Silent vigils were worldwide for Orlando these past few weeks. I’m still devastated and have gone to several of the Gayborhood events raising money for the victims and their families. Philadelphia is bleeding hard and it’s encouraging to see how our community has responded in light of such devastating gore.
I am given hope when I see One Million Moms for Gun Control teaming with billionaire Michael Bloomberg to fight back against the NRA. It’s heartening to listen to comedian Hasan Minhaj shame Congress for its inaction and even remind them that they too have blood on their hands; as Desmond Tutu said, “If you are neutral in situations of injustice, you have chosen the side of the oppressor.” And still, my hope rises when I look out over the cities of the world and those individuals who stood in silent vigil and marched in defiance for those who died in Orlando’s Latinx gay club.
I do find myself wondering, how on earth did this happen? It feels like a real setback in our quest for equality. Maybe they will never accept us.
The problem is that there is a real culture of hate that orbits the queer community. We are not able to travel anywhere in the world openly unless we know that we can be safe. Safety is our number-one concern. Of any situation in our lives, we first ask, Will I be fired? Will I be ostracized? Will I be targeted? Will they discriminate against me? Will my family be safe?
When pondering the origin of this fear, all road signs point to the religious right. The problem is, the religious right has fueled a hate culture around LGBTQ people. I look at Orlando and think, How did this happen? Where did the shooter get the gall to hate queer people so much? Isn’t it obvious?
I believe that the key to fixing this is education. First, the public must know where many of the hate messages are coming from — who is promoting them and why they are doing it. The right wing has done its work and they’ve created a clear social moral line in the sand where “traditional values” mean “good and ethically sound” and anything progressive is dirty, sleazy and morally wrong; I’m talking about everything related to and dealing with the media. Why is it that we have ratings for shows that are overly sexual but we don’t have ratings for shows that are spiritually violent? And by spiritually violent, I mean the kind of rhetoric that uses religion to beat people down rather than build them up.
I am not the only one asking this question. I help run a campaign by know your neighbors called Stop Queer Fear. They’ve posted stickers and memes on the Internet calling the National Religious Broadcasters’ NRBtv content “homophobic, xenophobic and anti-feminist.” Among the hateful messages that spew from NRBtv is a quote from Pat Robertson of the 700 Club saying, “Feminism is a socialist, anti-family, political movement that encourages women to leave their husbands, kill their children, practice witchcraft, destroy capitalism and become lesbians.”
Ten years ago, Robertson may have foretold the massacre in a statement about Disney’s Gay Day at the park: “I would warn Orlando that you’re right in the way of some serious hurricanes, and I don’t think I’d be waving those flags in God’s face if I were you ... It’ll bring about terrorist bombs. It’ll bring earthquakes, tornadoes and possibly a meteor.”
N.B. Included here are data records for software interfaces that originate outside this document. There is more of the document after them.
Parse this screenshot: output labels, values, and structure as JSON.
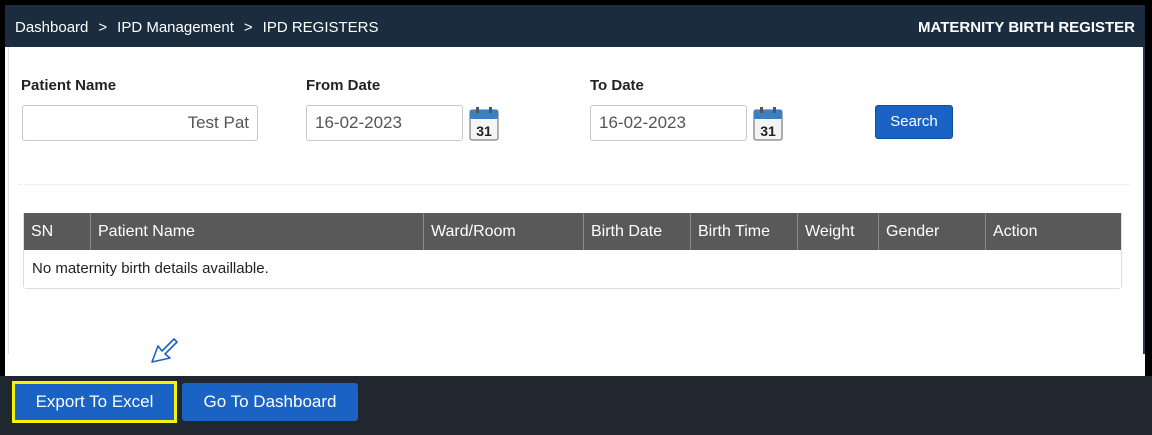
{
  "breadcrumb": {
    "items": [
      "Dashboard",
      "IPD Management",
      "IPD REGISTERS"
    ],
    "separator": ">"
  },
  "page_title": "MATERNITY BIRTH REGISTER",
  "filters": {
    "patient_name_label": "Patient Name",
    "patient_name_value": "Test Pat",
    "from_date_label": "From Date",
    "from_date_value": "16-02-2023",
    "to_date_label": "To Date",
    "to_date_value": "16-02-2023",
    "calendar_day": "31",
    "search_label": "Search"
  },
  "table": {
    "columns": [
      "SN",
      "Patient Name",
      "Ward/Room",
      "Birth Date",
      "Birth Time",
      "Weight",
      "Gender",
      "Action"
    ],
    "empty_message": "No maternity birth details availlable."
  },
  "footer": {
    "export_label": "Export To Excel",
    "dashboard_label": "Go To Dashboard"
  },
  "colors": {
    "topbar": "#1b2c3f",
    "primary_button": "#1a63c4",
    "highlight": "#f2f20a",
    "table_header": "#595959"
  }
}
And of the massacre he said, “The left is having a dilemma of major proportions and I think for those of us who disagree with some of their policies, the best thing to do is to sit on the sidelines and let them kill themselves.”
One of the campaign’s more popular memes displays a man staring zombie-like at a blue-lit television. Out of the screen reaches two silvery arms, reminiscent of Samara breaching the fourth wall in the horror movie “The Ring.” The newly animated arms claw at the air, grabbing at the viewer who gapes in slack-jawed fear. The TV is on an NRBtv station and the caption reads, “Ever wonder where the hate mongering comes from?”
It’s an advertisement linking the National Religious Broadcasters to the underbelly of America’s racist, homophobic and xenophobic base. Alternatively it could read, “Ever wonder who is voting for Trump?”
#StopQueerFear is now calling for content-warning labels for fundamentalist Christian television. The Stop Queer Fear campaign is just a small voice on a vast Internet space, but it begs a very important question, especially now that our democracy teeters on a precarious political cliff that will define America as progressive or launch us back to a time before the civil-rights era.
The campaign is evening the playing field against right-wing conservatives who have fueled the kind of hate that allows a young man to step into a crowded room with a semiautomatic war weapon and casually slaughter people he does not know from Adam. I’m curious to find out what will come of this noxious ozone of hate that is building in our nation — and can campaigns like #StopQueerFear neutralize it?
Crystal Cheatham is a writer and activist in Philadelphia. She chairs the Spirituality & Religion steering committee for the Human Rights Campaign, volunteers with Equality Pennsylvania and William Way LGBT Community Center’s Out & Faithful Committee and has written for the Huffington Post. You can find out more about her at CrystalCheatham.com.